Coles is a place I am much more familiar with. Sure it doesn’t have Jamie Oliver fronting their ads like Woolworths, but they’ve got RSPCA approved chickens and eggs, a status Mr Oliver himself is yet to attain! I was deeply sad to say goodbye to our inner-city Coles. It was the showpiece in the Coles supermarket stable, so advanced and modern it was featured in their ads. Do you know how validating it is to pick up your weekly cucumber from the same pallet Curtis Stone leant against in the Hormone-free Beef ad? Of course you don’t! You probably shop at an IGA.

I was looking for something more. Something to fill the supermarket sized-hole in my heart that Pascal blamed on God. That’s why nothing could have excited me more, not the arrival of my forthcoming offspring, a Lonely Planet guide to Aldi or the destruction of the Angels recordings master tapes in a house fire that also claims the life of Robbie Williams, than the news of a brand new Coles.

Down the road from our new house sits the latest offering from the Coles people, an experiment in Human behaviour as much as it is a supermarket. This store is big enough to park a 747 in, with unique sections for the non-edibles (in most people’s diets) such as socks, baby goods, cosmetics, crockery and party supplies. The aisles are the length of a bowling alley and the width of Kim Kardashian’s front door. Stocked on its shelves are foods from exotic places such as India, the unknown country of Asia and someplace called Britain?

I had been there for just over an hour when I thought I should text my wife to explain why the short trip for a few essentials had turned out to be much more. She probably thought I had tried my luck again at Aldi and got lost.

I texted her “This place is insane!”

Her response came quick. “You’re talking about a supermarket!”

Hopefully you’ll notice that we both adhere to the rules of grammar when texting. Sure we are wasting valuable micro-seconds of our life each text, but YOLO right?!

But I knew she was wrong. That place isn’t just a supermarket. It is an escape. A state of mind.

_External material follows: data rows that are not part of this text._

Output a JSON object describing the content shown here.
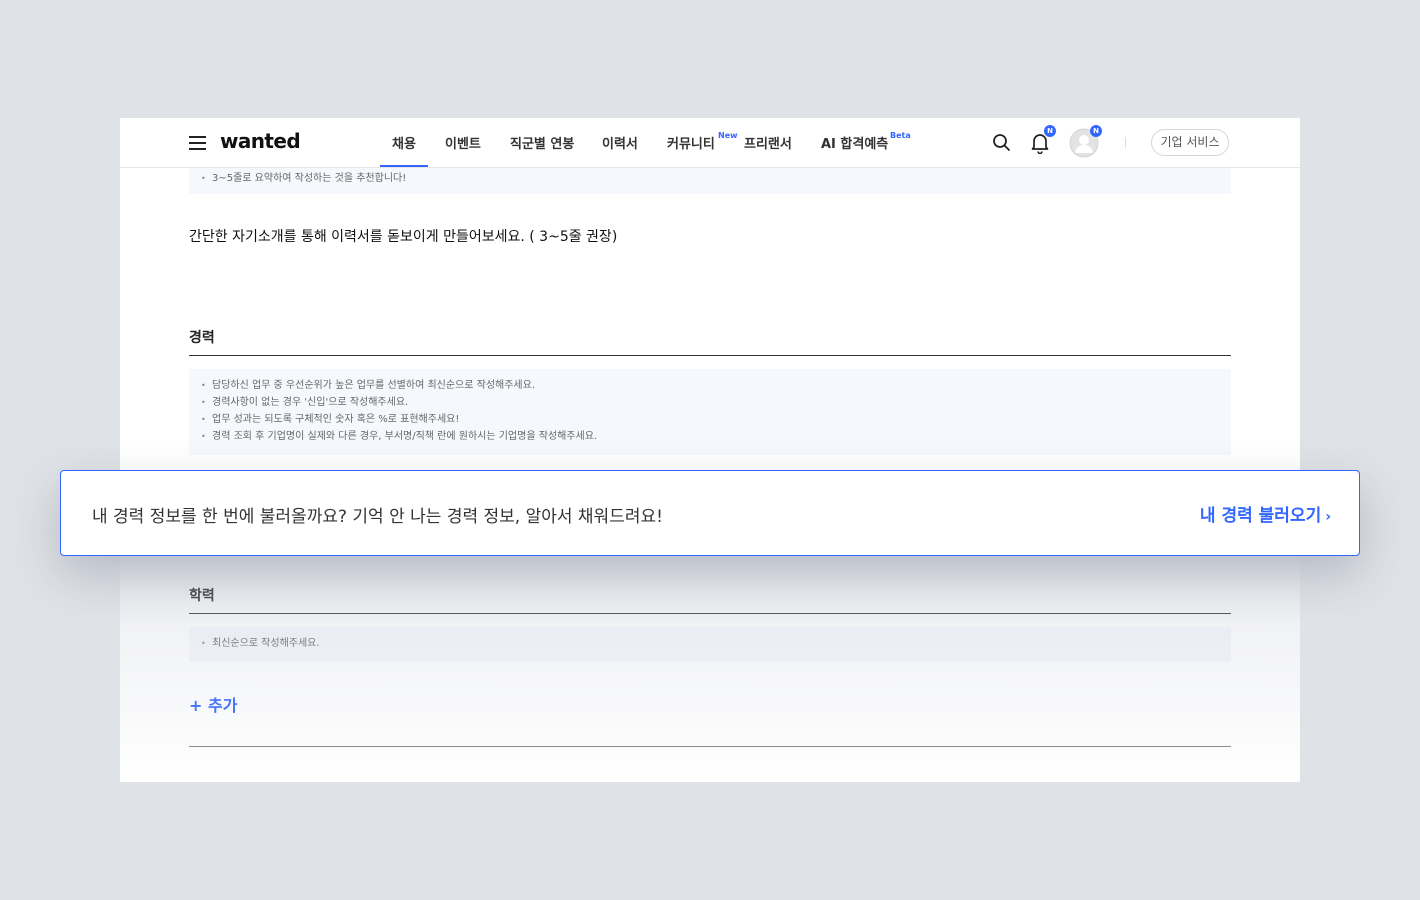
{
  "nav": {
    "logo": "wanted",
    "menu": [
      "채용",
      "이벤트",
      "직군별 연봉",
      "이력서",
      "커뮤니티",
      "프리랜서",
      "AI 합격예측"
    ],
    "menu_active_index": 0,
    "community_badge": "New",
    "ai_badge": "Beta",
    "notification_badge": "N",
    "profile_badge": "N",
    "corp_button": "기업 서비스",
    "icons": [
      "menu-icon",
      "search-icon",
      "bell-icon",
      "avatar-icon"
    ]
  },
  "intro": {
    "tip": "3~5줄로 요약하여 작성하는 것을 추천합니다!",
    "placeholder": "간단한 자기소개를 통해 이력서를 돋보이게 만들어보세요. ( 3~5줄 권장)"
  },
  "career": {
    "title": "경력",
    "tips": [
      "담당하신 업무 중 우선순위가 높은 업무를 선별하여 최신순으로 작성해주세요.",
      "경력사항이 없는 경우 '신입'으로 작성해주세요.",
      "업무 성과는 되도록 구체적인 숫자 혹은 %로 표현해주세요!",
      "경력 조회 후 기업명이 실제와 다른 경우, 부서명/직책 란에 원하시는 기업명을 작성해주세요."
    ]
  },
  "education": {
    "title": "학력",
    "tip": "최신순으로 작성해주세요.",
    "add_label": "+ 추가"
  },
  "banner": {
    "text": "내 경력 정보를 한 번에 불러올까요? 기억 안 나는 경력 정보, 알아서 채워드려요!",
    "link": "내 경력 불러오기",
    "chevron": "›"
  },
  "colors": {
    "accent": "#3366ff",
    "background": "#dfe2e6",
    "notice_bg": "#f5f8fc"
  }
}
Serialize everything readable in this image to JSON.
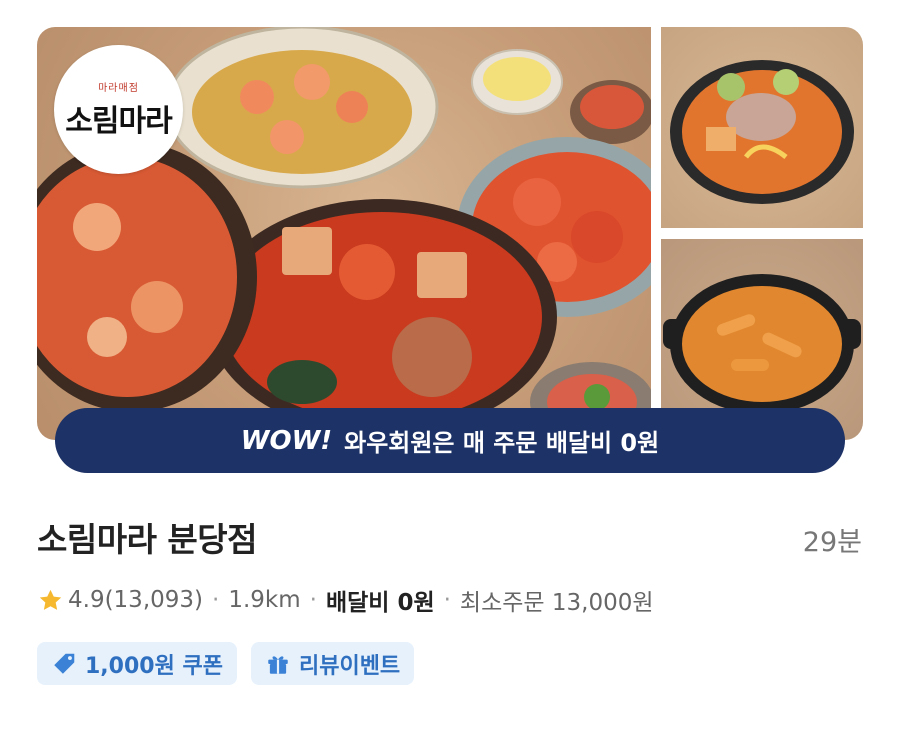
{
  "hero": {
    "logo_sub": "마라매점",
    "logo_text": "소림마라"
  },
  "banner": {
    "wow_label": "WOW!",
    "text": "와우회원은 매 주문 배달비 0원"
  },
  "store": {
    "name": "소림마라 분당점",
    "eta": "29분",
    "rating": "4.9(13,093)",
    "distance": "1.9km",
    "delivery_fee": "배달비 0원",
    "min_order": "최소주문 13,000원",
    "separator": "·"
  },
  "tags": [
    {
      "label": "1,000원 쿠폰",
      "icon": "coupon-tag-icon"
    },
    {
      "label": "리뷰이벤트",
      "icon": "gift-icon"
    }
  ],
  "colors": {
    "banner_bg": "#1d3266",
    "star": "#f5b82e",
    "tag_bg": "#e6f1fc",
    "tag_text": "#2f6fc0"
  }
}
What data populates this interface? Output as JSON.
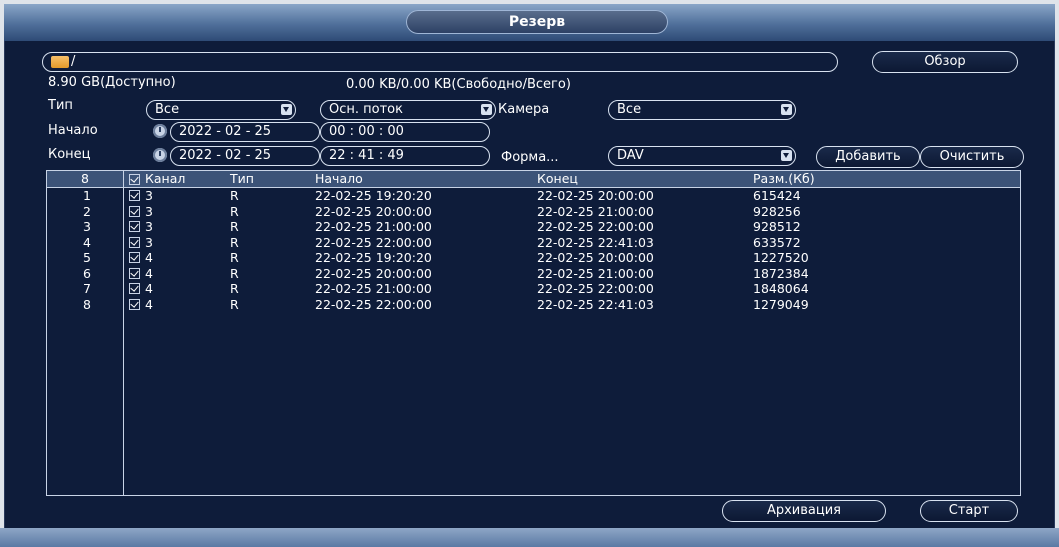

A mind that is too occupied with local supermarkets than the big issues of life currently facing it. A mind that may, just after all, be a little insane.

Now excuse me while I go read the weekly specials catalogue.